MACCULLOCH, HORATIO (1805-1867), Scottish landscape painter, was born in Glasgow. He studied for a year under John Knox, a Glasgow landscapist of some repute, was then engaged at Cumnock, painting the ornamental lids of snuffboxes, and afterwards employed in Edinburgh by Lizars, the engraver, to colour the illustrations in Selby's British Birds and similar works. Meanwhile he was working unweariedly from nature, greatly influenced in his early practice by the watercolours of H. W. Williams. Returning to Glasgow in some four or five years, he was employed on several large pictures for the decoration of a public hall in St George's Place, and he did a little as a theatrical scene-painter. About this time he was greatly impressed with a picture by Thomson of Duddingston. Gradually MacCulloch asserted his individuality, and formed his own style on a close study of nature; his works form an interesting link between the old world of Scottish landscape and the new. In 1829 MacCulloch first figured in the Royal Scottish Academy's exhibition, and year by year, till his death on the 24th of June 1867, he was a regular exhibitor. In 1838 he was elected a member of the Scottish Academy. The subjects of his numerous landscapes were taken almost exclusively from Scottish scenery.
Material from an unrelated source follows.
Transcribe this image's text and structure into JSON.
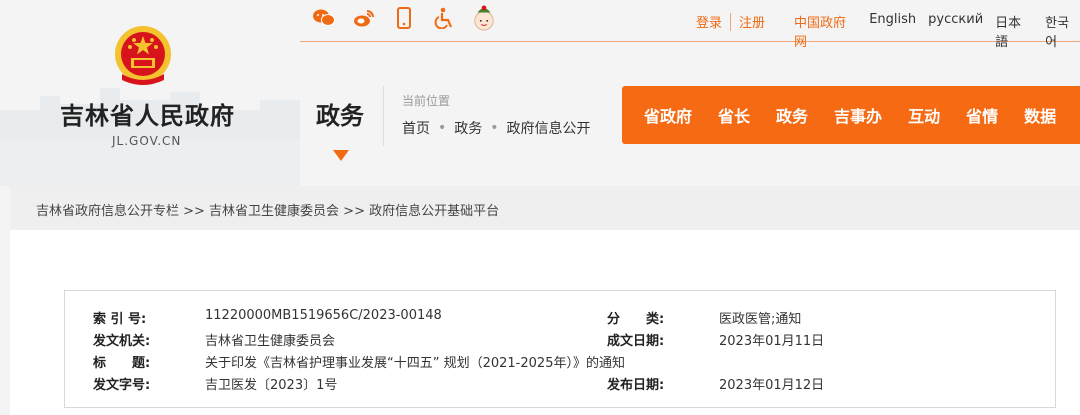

Several works by MacCulloch were engraved by William Miller and William Forrest, and a volume of photographs from his landscapes, with an excellent biographical notice of the artist by Alexander Fraser, R.S.A., was published in Edinburgh in 1872.
Note - this article incorporates content from Encyclopaedia Britannica, Eleventh Edition, (1910-1911)